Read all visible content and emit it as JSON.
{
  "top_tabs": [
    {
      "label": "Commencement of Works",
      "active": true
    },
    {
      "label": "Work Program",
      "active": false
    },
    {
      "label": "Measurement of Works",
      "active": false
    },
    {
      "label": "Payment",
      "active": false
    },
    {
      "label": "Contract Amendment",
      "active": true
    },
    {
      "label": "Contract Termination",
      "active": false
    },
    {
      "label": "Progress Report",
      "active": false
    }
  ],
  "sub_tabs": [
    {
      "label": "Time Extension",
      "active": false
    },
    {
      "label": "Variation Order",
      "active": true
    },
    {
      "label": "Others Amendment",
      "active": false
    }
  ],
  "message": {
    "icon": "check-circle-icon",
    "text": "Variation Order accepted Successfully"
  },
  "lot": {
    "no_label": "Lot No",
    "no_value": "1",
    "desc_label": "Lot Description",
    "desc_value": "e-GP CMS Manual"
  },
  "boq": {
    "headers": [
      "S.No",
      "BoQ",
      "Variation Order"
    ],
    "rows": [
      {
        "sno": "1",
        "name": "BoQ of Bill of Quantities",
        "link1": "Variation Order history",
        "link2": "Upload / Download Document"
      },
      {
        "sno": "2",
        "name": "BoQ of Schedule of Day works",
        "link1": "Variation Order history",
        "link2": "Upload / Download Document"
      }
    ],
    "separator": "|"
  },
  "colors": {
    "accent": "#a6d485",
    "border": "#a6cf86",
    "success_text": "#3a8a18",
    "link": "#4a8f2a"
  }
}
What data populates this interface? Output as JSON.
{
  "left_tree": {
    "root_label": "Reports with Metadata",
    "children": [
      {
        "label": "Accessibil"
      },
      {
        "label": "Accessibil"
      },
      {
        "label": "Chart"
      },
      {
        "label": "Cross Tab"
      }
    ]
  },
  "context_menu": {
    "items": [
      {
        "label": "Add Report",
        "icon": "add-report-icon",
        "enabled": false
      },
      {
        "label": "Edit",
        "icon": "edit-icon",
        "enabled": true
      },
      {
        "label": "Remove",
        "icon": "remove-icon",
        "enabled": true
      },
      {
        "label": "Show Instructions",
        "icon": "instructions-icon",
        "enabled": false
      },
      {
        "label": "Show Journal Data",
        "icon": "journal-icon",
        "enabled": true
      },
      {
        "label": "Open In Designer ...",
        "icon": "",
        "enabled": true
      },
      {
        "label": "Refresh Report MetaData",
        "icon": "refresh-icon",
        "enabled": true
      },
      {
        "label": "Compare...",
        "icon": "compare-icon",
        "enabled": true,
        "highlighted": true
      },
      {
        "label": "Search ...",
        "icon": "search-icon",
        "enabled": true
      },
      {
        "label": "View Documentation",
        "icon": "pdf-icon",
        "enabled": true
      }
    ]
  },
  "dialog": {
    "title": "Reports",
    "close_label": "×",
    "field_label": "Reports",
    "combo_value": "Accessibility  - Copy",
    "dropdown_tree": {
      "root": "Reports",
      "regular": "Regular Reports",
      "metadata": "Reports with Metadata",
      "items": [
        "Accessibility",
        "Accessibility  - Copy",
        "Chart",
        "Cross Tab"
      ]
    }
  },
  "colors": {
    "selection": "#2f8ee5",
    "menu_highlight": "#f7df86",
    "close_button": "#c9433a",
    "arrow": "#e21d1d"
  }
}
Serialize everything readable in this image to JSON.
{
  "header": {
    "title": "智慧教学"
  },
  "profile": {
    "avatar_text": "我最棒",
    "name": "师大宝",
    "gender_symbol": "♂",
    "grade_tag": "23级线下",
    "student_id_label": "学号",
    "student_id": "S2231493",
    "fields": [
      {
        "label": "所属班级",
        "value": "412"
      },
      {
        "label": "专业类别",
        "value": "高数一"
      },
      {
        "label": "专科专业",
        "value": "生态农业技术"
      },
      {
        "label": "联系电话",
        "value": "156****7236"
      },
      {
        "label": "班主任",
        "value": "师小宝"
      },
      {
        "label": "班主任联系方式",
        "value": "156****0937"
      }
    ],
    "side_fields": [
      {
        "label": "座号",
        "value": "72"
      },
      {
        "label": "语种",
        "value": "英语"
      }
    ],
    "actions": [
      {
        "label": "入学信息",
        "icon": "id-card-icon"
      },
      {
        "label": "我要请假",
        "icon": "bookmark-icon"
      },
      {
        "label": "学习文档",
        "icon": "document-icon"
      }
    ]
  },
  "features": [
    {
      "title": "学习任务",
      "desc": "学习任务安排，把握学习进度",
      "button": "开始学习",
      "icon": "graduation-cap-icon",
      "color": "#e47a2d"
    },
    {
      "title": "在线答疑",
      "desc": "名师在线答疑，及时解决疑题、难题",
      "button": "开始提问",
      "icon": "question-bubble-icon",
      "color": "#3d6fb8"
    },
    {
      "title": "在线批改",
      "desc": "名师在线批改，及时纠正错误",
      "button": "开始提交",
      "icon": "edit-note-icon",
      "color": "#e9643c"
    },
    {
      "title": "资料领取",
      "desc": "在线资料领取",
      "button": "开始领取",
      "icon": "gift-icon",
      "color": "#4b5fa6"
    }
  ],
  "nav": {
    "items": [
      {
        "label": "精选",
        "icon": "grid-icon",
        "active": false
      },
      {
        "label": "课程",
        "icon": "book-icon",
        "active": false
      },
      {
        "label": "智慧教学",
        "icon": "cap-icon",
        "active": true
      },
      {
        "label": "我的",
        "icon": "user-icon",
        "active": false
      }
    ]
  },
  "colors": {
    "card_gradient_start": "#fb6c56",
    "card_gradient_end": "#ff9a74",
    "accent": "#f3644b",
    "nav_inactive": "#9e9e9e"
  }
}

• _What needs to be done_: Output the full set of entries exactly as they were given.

• _Problem solution_:
Read all visible content and emit it as JSON.
{
  "top_tabs": [
    {
      "label": "Commencement of Works",
      "active": true
    },
    {
      "label": "Work Program",
      "active": false
    },
    {
      "label": "Measurement of Works",
      "active": false
    },
    {
      "label": "Payment",
      "active": false
    },
    {
      "label": "Contract Amendment",
      "active": true
    },
    {
      "label": "Contract Termination",
      "active": false
    },
    {
      "label": "Progress Report",
      "active": false
    }
  ],
  "sub_tabs": [
    {
      "label": "Time Extension",
      "active": false
    },
    {
      "label": "Variation Order",
      "active": true
    },
    {
      "label": "Others Amendment",
      "active": false
    }
  ],
  "message": {
    "icon": "check-circle-icon",
    "text": "Variation Order accepted Successfully"
  },
  "lot": {
    "no_label": "Lot No",
    "no_value": "1",
    "desc_label": "Lot Description",
    "desc_value": "e-GP CMS Manual"
  },
  "boq": {
    "headers": [
      "S.No",
      "BoQ",
      "Variation Order"
    ],
    "rows": [
      {
        "sno": "1",
        "name": "BoQ of Bill of Quantities",
        "link1": "Variation Order history",
        "link2": "Upload / Download Document"
      },
      {
        "sno": "2",
        "name": "BoQ of Schedule of Day works",
        "link1": "Variation Order history",
        "link2": "Upload / Download Document"
      }
    ],
    "separator": "|"
  },
  "colors": {
    "accent": "#a6d485",
    "border": "#a6cf86",
    "success_text": "#3a8a18",
    "link": "#4a8f2a"
  }
}
What data populates this interface? Output as JSON.
{
  "left_tree": {
    "root_label": "Reports with Metadata",
    "children": [
      {
        "label": "Accessibil"
      },
      {
        "label": "Accessibil"
      },
      {
        "label": "Chart"
      },
      {
        "label": "Cross Tab"
      }
    ]
  },
  "context_menu": {
    "items": [
      {
        "label": "Add Report",
        "icon": "add-report-icon",
        "enabled": false
      },
      {
        "label": "Edit",
        "icon": "edit-icon",
        "enabled": true
      },
      {
        "label": "Remove",
        "icon": "remove-icon",
        "enabled": true
      },
      {
        "label": "Show Instructions",
        "icon": "instructions-icon",
        "enabled": false
      },
      {
        "label": "Show Journal Data",
        "icon": "journal-icon",
        "enabled": true
      },
      {
        "label": "Open In Designer ...",
        "icon": "",
        "enabled": true
      },
      {
        "label": "Refresh Report MetaData",
        "icon": "refresh-icon",
        "enabled": true
      },
      {
        "label": "Compare...",
        "icon": "compare-icon",
        "enabled": true,
        "highlighted": true
      },
      {
        "label": "Search ...",
        "icon": "search-icon",
        "enabled": true
      },
      {
        "label": "View Documentation",
        "icon": "pdf-icon",
        "enabled": true
      }
    ]
  },
  "dialog": {
    "title": "Reports",
    "close_label": "×",
    "field_label": "Reports",
    "combo_value": "Accessibility  - Copy",
    "dropdown_tree": {
      "root": "Reports",
      "regular": "Regular Reports",
      "metadata": "Reports with Metadata",
      "items": [
        "Accessibility",
        "Accessibility  - Copy",
        "Chart",
        "Cross Tab"
      ]
    }
  },
  "colors": {
    "selection": "#2f8ee5",
    "menu_highlight": "#f7df86",
    "close_button": "#c9433a",
    "arrow": "#e21d1d"
  }
}
Serialize everything readable in this image to JSON.
{
  "header": {
    "title": "智慧教学"
  },
  "profile": {
    "avatar_text": "我最棒",
    "name": "师大宝",
    "gender_symbol": "♂",
    "grade_tag": "23级线下",
    "student_id_label": "学号",
    "student_id": "S2231493",
    "fields": [
      {
        "label": "所属班级",
        "value": "412"
      },
      {
        "label": "专业类别",
        "value": "高数一"
      },
      {
        "label": "专科专业",
        "value": "生态农业技术"
      },
      {
        "label": "联系电话",
        "value": "156****7236"
      },
      {
        "label": "班主任",
        "value": "师小宝"
      },
      {
        "label": "班主任联系方式",
        "value": "156****0937"
      }
    ],
    "side_fields": [
      {
        "label": "座号",
        "value": "72"
      },
      {
        "label": "语种",
        "value": "英语"
      }
    ],
    "actions": [
      {
        "label": "入学信息",
        "icon": "id-card-icon"
      },
      {
        "label": "我要请假",
        "icon": "bookmark-icon"
      },
      {
        "label": "学习文档",
        "icon": "document-icon"
      }
    ]
  },
  "features": [
    {
      "title": "学习任务",
      "desc": "学习任务安排，把握学习进度",
      "button": "开始学习",
      "icon": "graduation-cap-icon",
      "color": "#e47a2d"
    },
    {
      "title": "在线答疑",
      "desc": "名师在线答疑，及时解决疑题、难题",
      "button": "开始提问",
      "icon": "question-bubble-icon",
      "color": "#3d6fb8"
    },
    {
      "title": "在线批改",
      "desc": "名师在线批改，及时纠正错误",
      "button": "开始提交",
      "icon": "edit-note-icon",
      "color": "#e9643c"
    },
    {
      "title": "资料领取",
      "desc": "在线资料领取",
      "button": "开始领取",
      "icon": "gift-icon",
      "color": "#4b5fa6"
    }
  ],
  "nav": {
    "items": [
      {
        "label": "精选",
        "icon": "grid-icon",
        "active": false
      },
      {
        "label": "课程",
        "icon": "book-icon",
        "active": false
      },
      {
        "label": "智慧教学",
        "icon": "cap-icon",
        "active": true
      },
      {
        "label": "我的",
        "icon": "user-icon",
        "active": false
      }
    ]
  },
  "colors": {
    "card_gradient_start": "#fb6c56",
    "card_gradient_end": "#ff9a74",
    "accent": "#f3644b",
    "nav_inactive": "#9e9e9e"
  }
}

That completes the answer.